IMHO, breastfeeding is more challenging than pregnancy and labor combined. I know a lot of mamas share this same experience. Every culture and nation has its own breastfeeding culture. African countries, at present, seem to hold the torch for highest rates of breastfeeding while western nations, like France, seem to be less “pro-breast”. The World Health Organization (WHO) recommends babies be breastfed for up to two years. During the first 2 months of breastfeeding, the thought of even doing it for six months was daunting, if not terrifying.
After the first 4-5 days of colostrum, my son was fed formula for two weeks. I had developed Cellulitis from delivery complications as well as Mastitis and was placed on narcotics and antibiotics. Both of these medications, although cleared as “safe” by my PCP, were not acceptable as being transferred through my breastmilk to my son. I had made the difficult decision to risk losing my milk supply so that he could remain medication free. There were a lot of tears and mom guilt involved.
To prevent losing my milk supply, I manually expressed milk every 3-4 hours for two weeks.
After I stopped taking medications, I began to breastfeed my son once in the morning. During the next 1-2 weeks, I slowly added feeding sessions as my milk supply increased. I understand that many women in the same situation would not have been able to maintain and build back their milk supply. I feel very fortunate. That’s not to say that I didn’t experience many challenges along the way: cracked, bleeding, and sore nipples, nipple bleps, anxiety about my son’s weight gain, etc.
My son still feeds every 1.5-2 hours for up to 50 minutes at a time. It’s completely exhausting and some days I shudder at the thought of breastfeeding for the months, or weeks, ahead. My solution for this anxiety? One simple mantra: one feeding session at a time.
Despite all the challenges, I deeply enjoying breastfeeding my son. It is a bonding experience unlike any other. It amazes me that I can nourish my baby and provide him with antibodies, vitamins, and minerals that help him thrive. I sympathize with women who are not able to breastfeed their babies.

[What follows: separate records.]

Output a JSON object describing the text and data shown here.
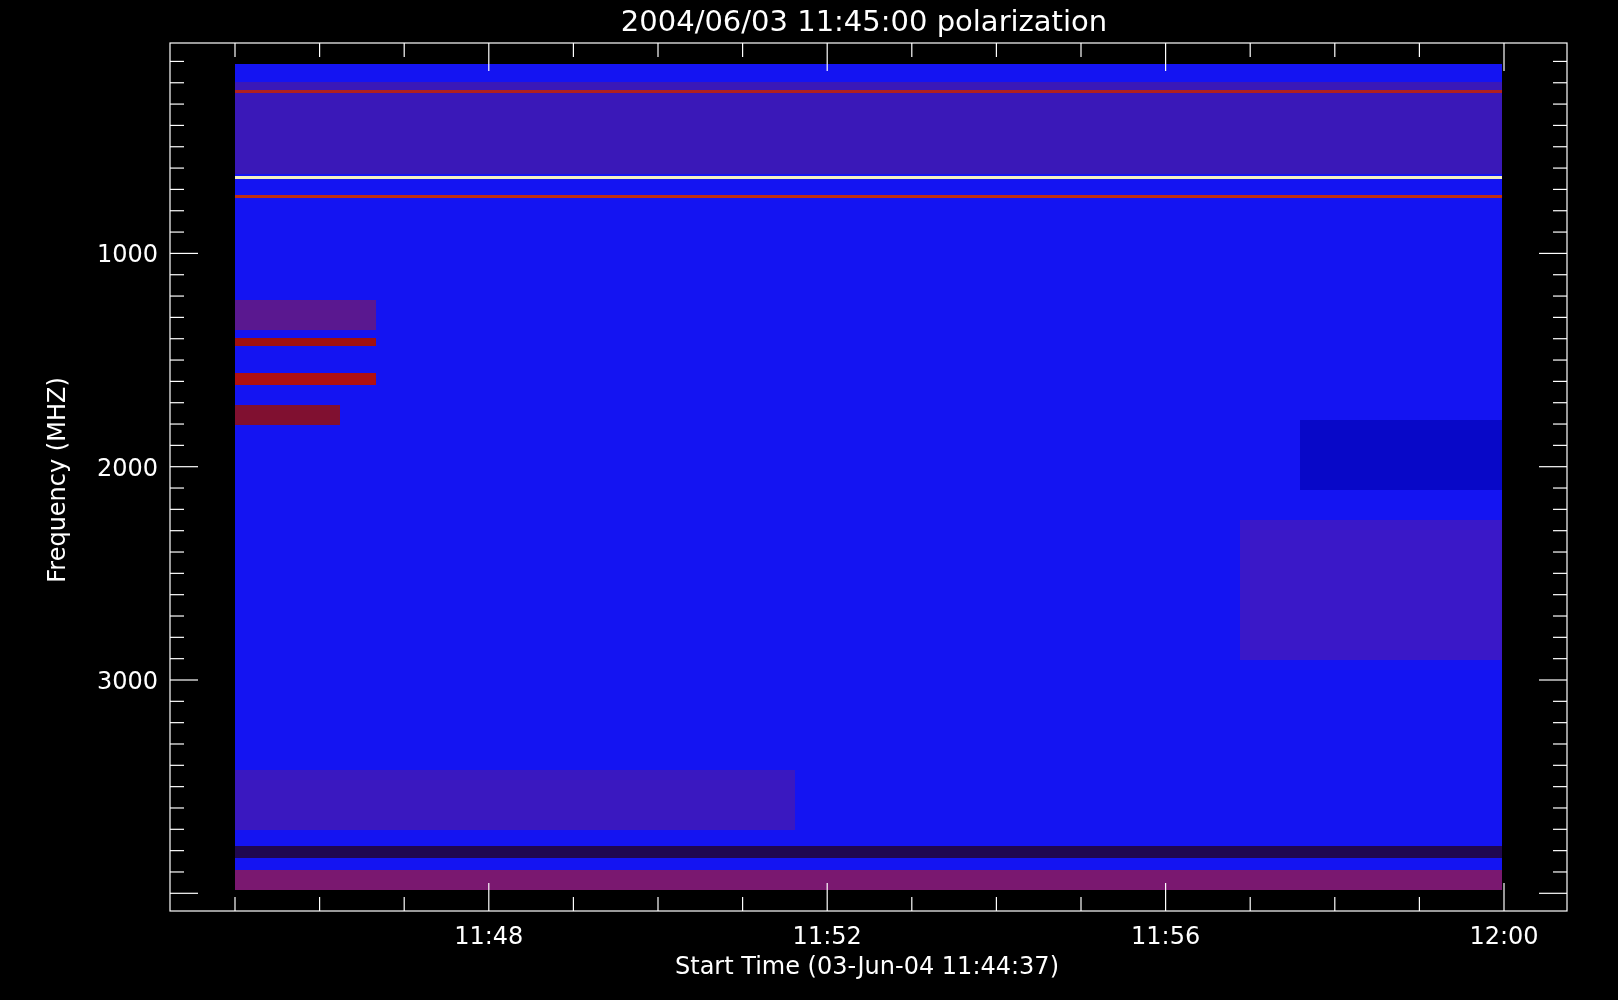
{
  "title": "2004/06/03 11:45:00 polarization",
  "y_axis": {
    "label": "Frequency (MHZ)",
    "tick_labels": [
      "1000",
      "2000",
      "3000"
    ]
  },
  "x_axis": {
    "label": "Start Time (03-Jun-04 11:44:37)",
    "tick_labels": [
      "11:48",
      "11:52",
      "11:56",
      "12:00"
    ]
  }
}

I also understand why women choose not to. It’s hard and it’s not for everyone. I personally am just grateful that I get to nourish my baby in the way that I choose.

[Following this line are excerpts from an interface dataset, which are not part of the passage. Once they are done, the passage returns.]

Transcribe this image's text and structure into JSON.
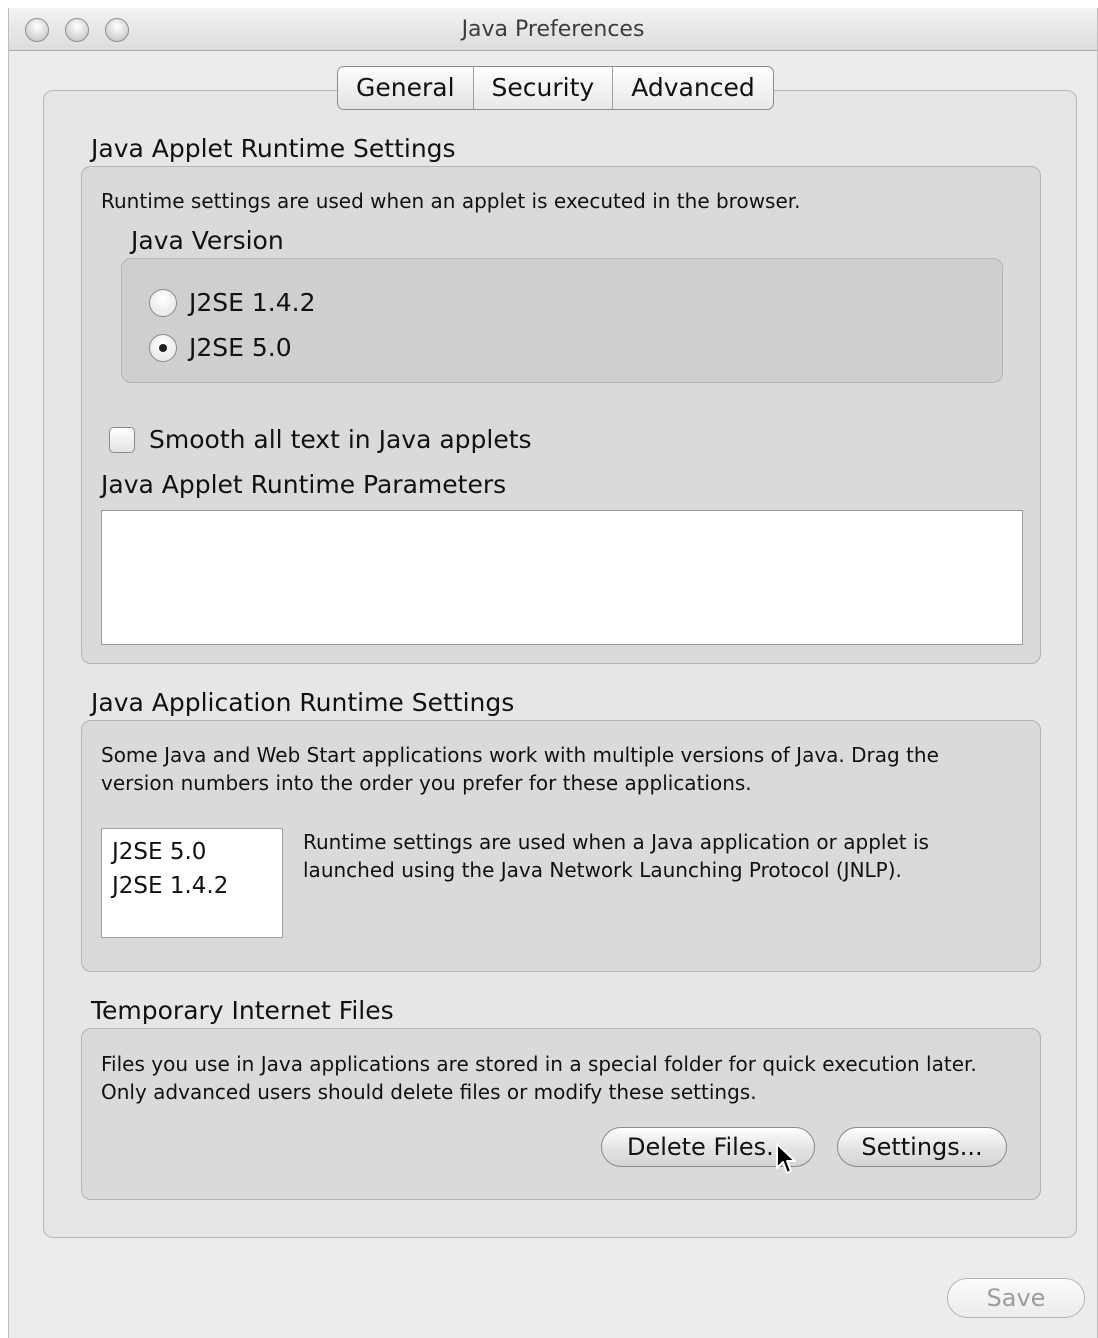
{
  "window": {
    "title": "Java Preferences"
  },
  "tabs": [
    {
      "label": "General",
      "selected": true
    },
    {
      "label": "Security",
      "selected": false
    },
    {
      "label": "Advanced",
      "selected": false
    }
  ],
  "applet_runtime": {
    "title": "Java Applet Runtime Settings",
    "description": "Runtime settings are used when an applet is executed in the browser.",
    "java_version": {
      "label": "Java Version",
      "options": [
        {
          "label": "J2SE 1.4.2",
          "selected": false
        },
        {
          "label": "J2SE 5.0",
          "selected": true
        }
      ]
    },
    "smooth_text": {
      "label": "Smooth all text in Java applets",
      "checked": false
    },
    "parameters": {
      "label": "Java Applet Runtime Parameters",
      "value": ""
    }
  },
  "application_runtime": {
    "title": "Java Application Runtime Settings",
    "description": "Some Java and Web Start applications work with multiple versions of Java. Drag the version numbers into the order you prefer for these applications.",
    "versions": [
      "J2SE 5.0",
      "J2SE 1.4.2"
    ],
    "note": "Runtime settings are used when a Java application or applet is launched using the Java Network Launching Protocol (JNLP)."
  },
  "temp_files": {
    "title": "Temporary Internet Files",
    "description": "Files you use in Java applications are stored in a special folder for quick execution later.  Only advanced users should delete files or modify these settings.",
    "delete_label": "Delete Files...",
    "settings_label": "Settings..."
  },
  "footer": {
    "save_label": "Save"
  },
  "icons": {
    "close": "traffic-light-close",
    "minimize": "traffic-light-minimize",
    "zoom": "traffic-light-zoom",
    "cursor": "arrow-cursor"
  }
}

TLDR; Breastfeeding isn’t easy. I wasn’t able to breastfeed for the first weeks. Luckily, I was able to rebuild my milk supply slowly. I am blessed.